Electricity is a necessity for modern life. But when it’s not working properly, the power we depend on to run our homes and businesses can transform from being a life-enhancing tool into a potentially deadly hazard.

In the interest of public safety, all connections to power company networks must comply with all of Australia’s relevant safety standards. If one or more connections pose a risk to the public, a property owner will be issued what is known as an “electrical defect notice”.

Electrical Defect Notice

What it means to receive an electrical defect notice

An electrical defect notice is given to a property when one or more concerns cause a property owner to be out of compliance with the community or national electrical safety requirements. A power inspection authority may issue an electrical defect notice during a routine inspection, or a notice may be provided after someone has requested that your property is investigated for a potential electrical issue.

Upon receiving notice, property owners have 21 days to repair any defects outlined in the notice. Failure to do so may result in your electrical supply being disconnected from your property.

Why you may receive an electrical defect notice

There are a number of reasons why a property owner may receive an electrical defect notice:

  • A dangerous private power pole
    If you have a private power line or power pole on your property (this includes any power lines and poles that transport electricity from the main switchboard and meter to your property), it is your responsibility to ensure that it is in safe working condition.

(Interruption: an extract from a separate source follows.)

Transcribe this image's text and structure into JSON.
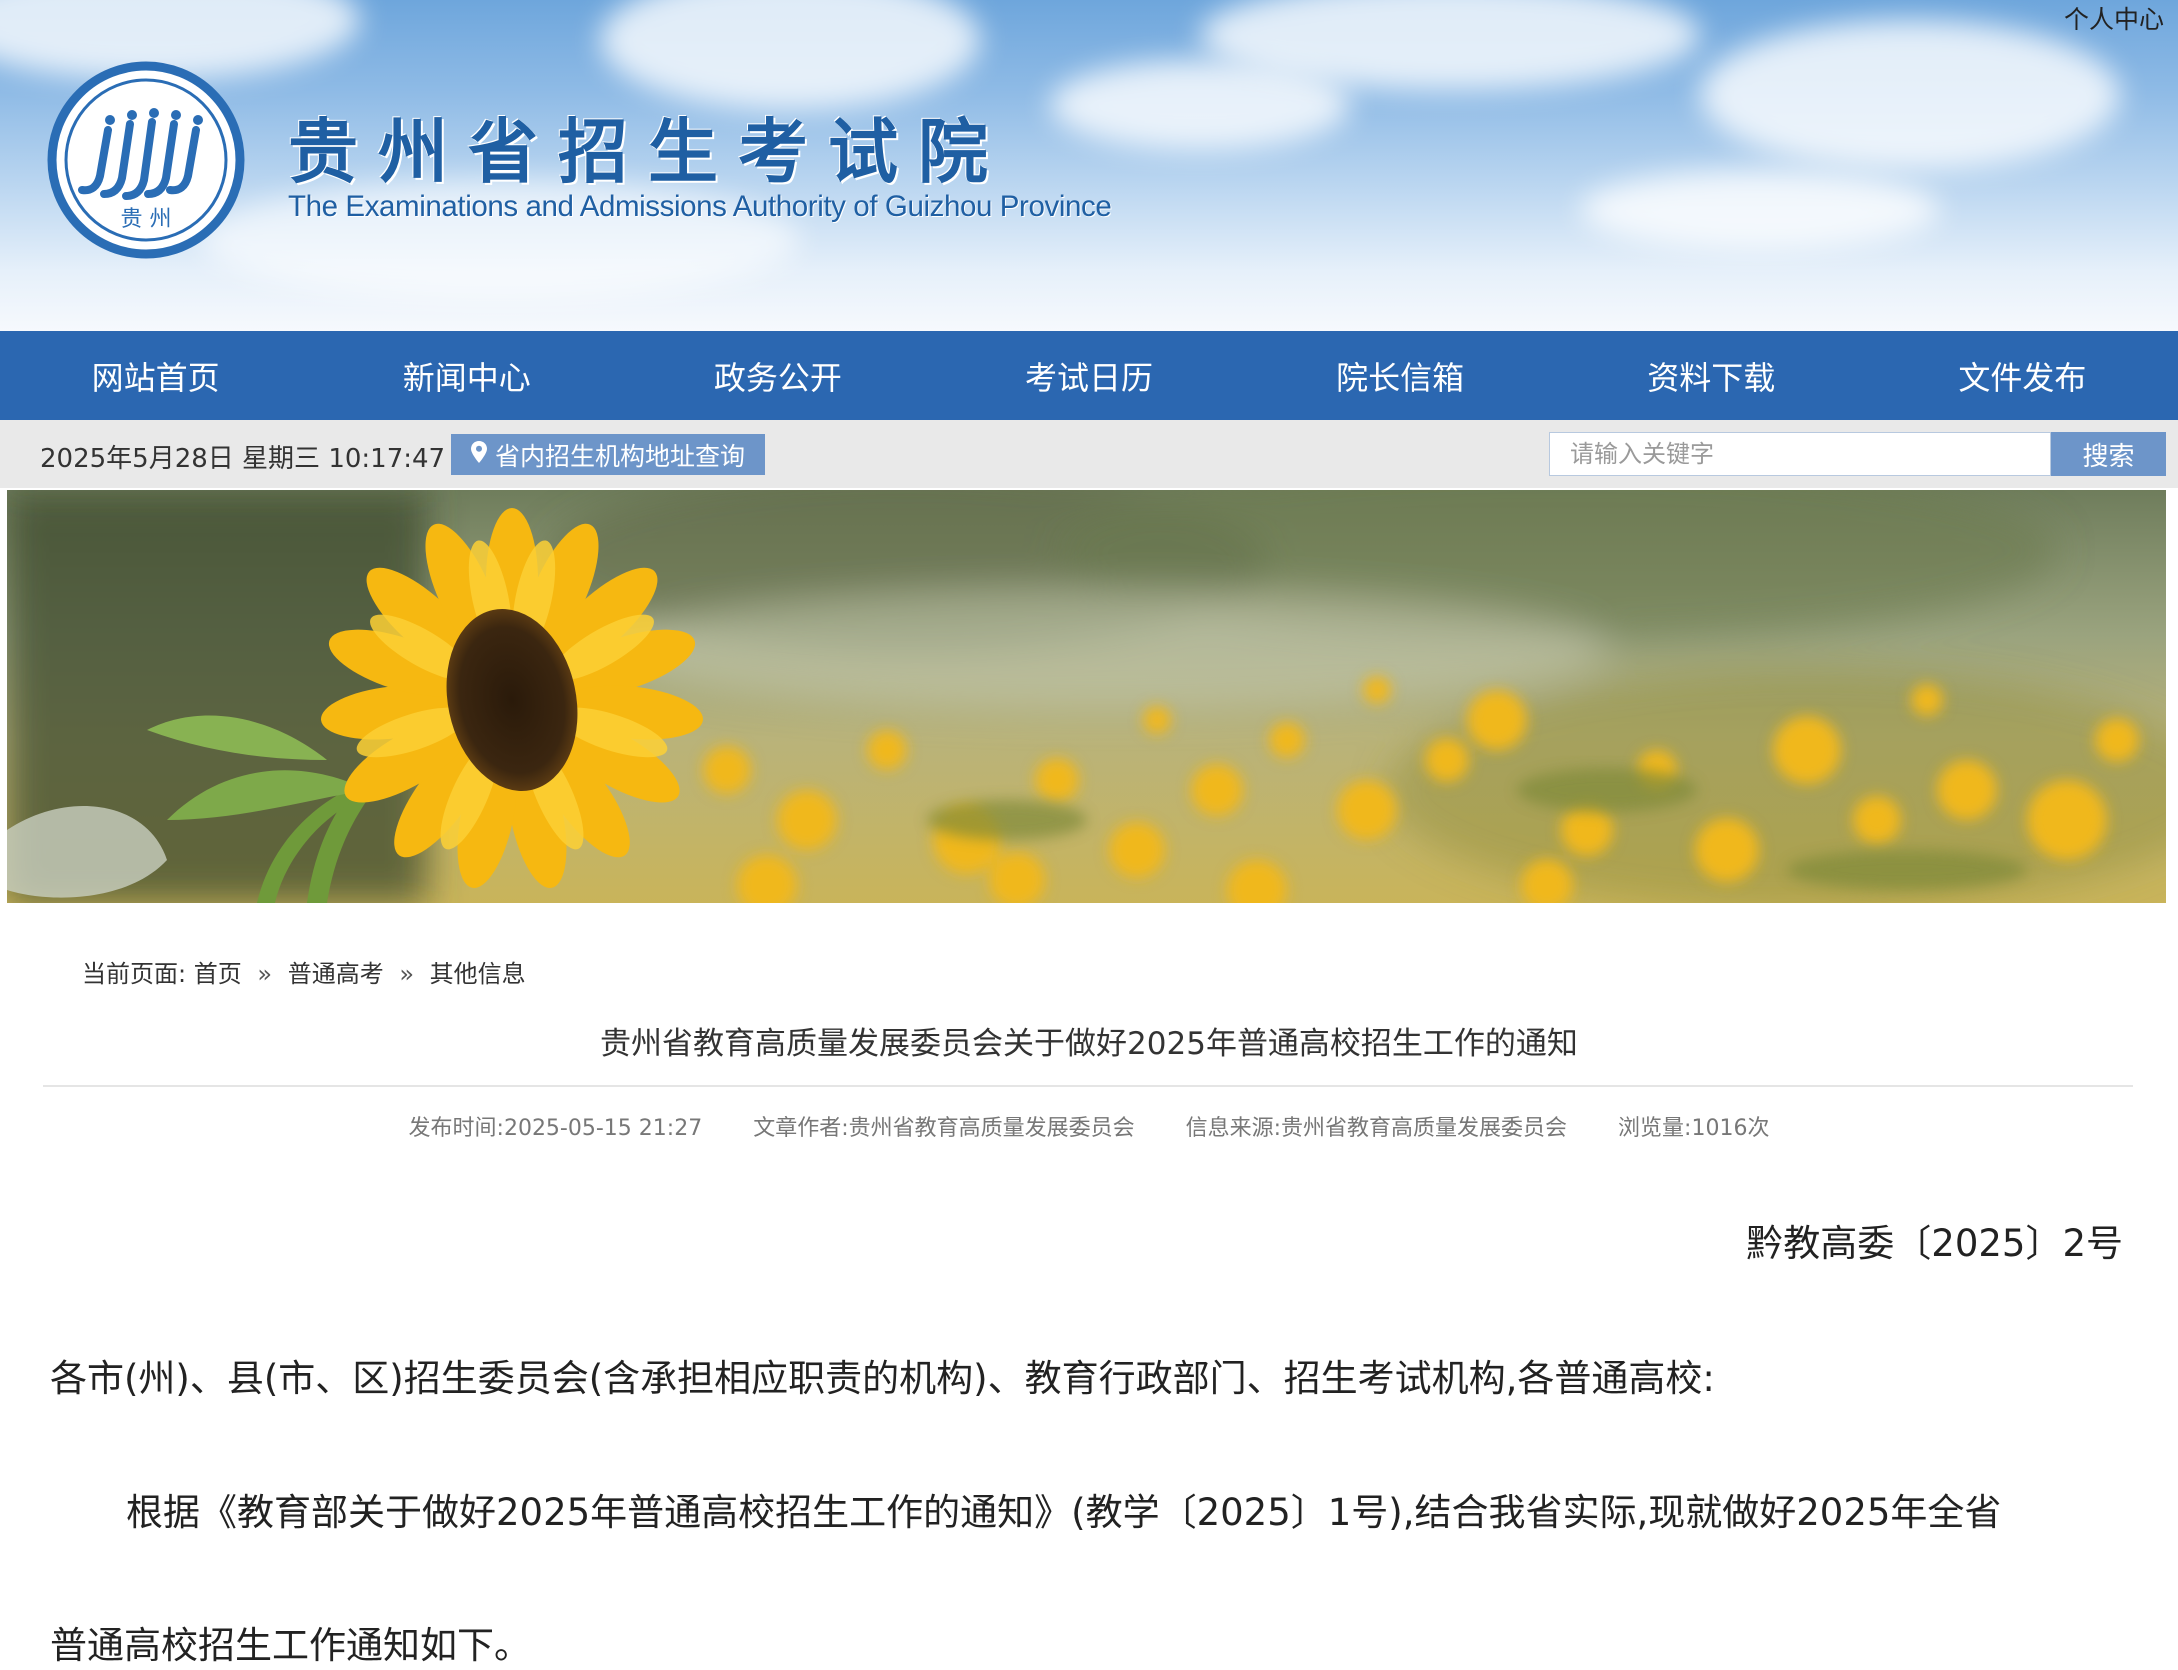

Property owners will receive an electrical defect notice when an inspector finds that your steel or timber pole is in poor shape and may pose a risk to the public (such as falling over on roads, buildings, sidewalks, etc.).
  • Low running overhead cables
    Overhead cables and power lines must adhere to strict height clearance guidelines when located over footpaths, streets, driveways and alleys. It is also a property owner’s responsibility to ensure that trees and other vegetation are not in contact with any overhead lines (this is particularly important for protecting communities from bushfires). An electrical defect notice would be issued when cables running to your property are below regulation height or when there is low hanging vegetation nearby.
  • An unsafe or outdated switchboard
    A switchboard may become unsafe when it is unable to cope with your property’s electrical demands. This often results in the switchboard frequently overheating or “tripping” fuses. Inspectors may issue an electrical defect notice if they find that there are dangerous components in your switchboard or that it needs to be replaced.
  • Missing or damaged equipment
    Missing or damaged electrical equipment can result in switchboard failure, meltdowns, or dangerous electrical fires. This is why electrical inspectors will issue an electrical defect notice if there is missing electrical equipment or if any equipment is damaged.
  • Point of attachment problems
    If any wires on your property are improperly attached, frayed, or require repair, you will receive a defect notice from a power authority.

Why hire Level 2 Authorised Service Provider Everest Electrical

Level 2 Authorised Service Providers (L2 ASP) Everest Electrical has the qualifications necessary to guarantee that your electrical components are in safe and proper working order. Our work adheres strictly to all local and national electrical guidelines to ensure that the public is protected and that your property receives its energy as efficiently and cost-effectively as possible.

For more information on how we help local businesses stay power safe and in compliance here on the North Shore, Northern Beaches, Hornsby and beyond, we welcome you to contact us online or to give us a call today on 0410 229 139.